I don't think we should interpret the French government website's preferred spelling as indicative of their preference for how it should be spelled in English. Here's a guideline on how Wikipedia articles get geographic place names: , saying we usually use the most common English form, personally I'd oppose any page move proposal unless it's shown that this is actually harming the encyclopedia by making it difficult for people to find the article. Geogene (talk) 00:11, 8 August 2015 (UTC)
It's a tossup in the English-language press: NY Times without accent, NY Times with accent, The Guardian with, The Telegraph without... I personally prefer to leave it as Réunion because Reunion just looks overly translated. I doubt the French government really prefers it without accent, they probably just hired an overzealous translator. Vrac (talk) 00:21, 8 August 2015 (UTC)
BBC=Reunion. CNN=Reunion. FCO=Réunion. As you say a toss-up but, for what it's worth, I'd guess its commonname is Reunion. Interestingly, there's another local official website that calls it Reunion - Université de la Réunion. Bromley86 (talk) 10:00, 8 August 2015 (UTC)
When in doubt, lets use other countries in a similar situation as a benchmark. Côte d'Ivoire, which is translated to Ivory Coast goes directly against the desire of the country to go by its official French-administered name. Haïti is also another example, however they do not attempt to enforce their spelling on the international community. Savvyjack23 (talk) 01:47, 29 September 2015 (UTC)
I am a native of Reunion Island and the way I feel about it, for what it's worth, is that we should say the whole phrase "Reunion Island" and never "Reunion" by itself. When I introduce myself I never say "I come from Reunion", it just doesn't sound right. I believe the full-length name in french is "Ile de la Réunion" and we very-often shorten it to "La Réunion" but we never say, for instance, "Il vient de Réunion", which is a common mistake made by mainlanders, we rather say "Il vient de la Réunion". Another mistake made by mainlanders, and which follows directly from the one just presented is "Il fait chaud en Réunion", as you would say "Il fait chaud en Guadeloupe", but given that the name of the island isn't "Réunion" but "La Réunion" this is false: the correct way to say it is "Il fait chaud à la Réunion". In the end, you never find "Réunion" by itself in french and I find it quite unnatural to find it by itself in english, for what it's worth. Edit: the official website of Reunion Island's tourism agency uses "Reunion Island": http://en.reunion.fr/ — Preceding unsigned comment added by 188.8.131.52 (talk) 23:58, 7 February 2016 (UTC)
That's the way things work in French. In English it works differently: native English speakers don't even consider the possibility of two words; they either pronounce Réunion like the English word 'reunion' or (attempt to) use a French pronunciation. At least I finally understood the thinking behind the usage of Réunion island. In French and Creole the word '(z')île' is rarely used in conjuction with 'La Réunion' though. Munci (talk) 18:14, 10 February 2016 (UTC)

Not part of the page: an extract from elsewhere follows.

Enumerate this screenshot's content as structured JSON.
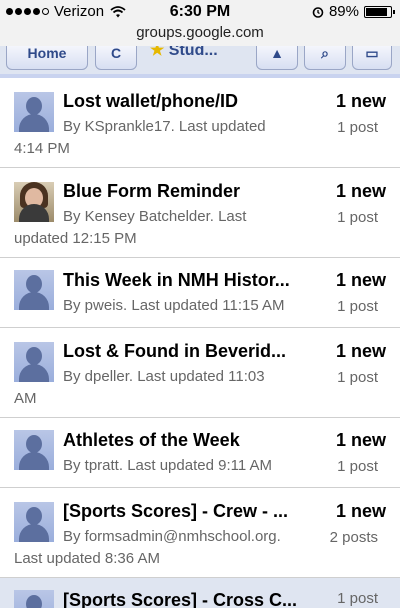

In Population the article says this: People of Indian origin make up the majority of the Réunionnais of Indian origin. This statement is true of course, but not useful. What is the intended meaning? Molinari (talk) 14:20, 26 May 2016 (UTC)
I suspect that someone, or maybe multiple people, were trying to say related things and the sentence got messed up. I fixed it. Largoplazo (talk) 14:31, 26 May 2016 (UTC)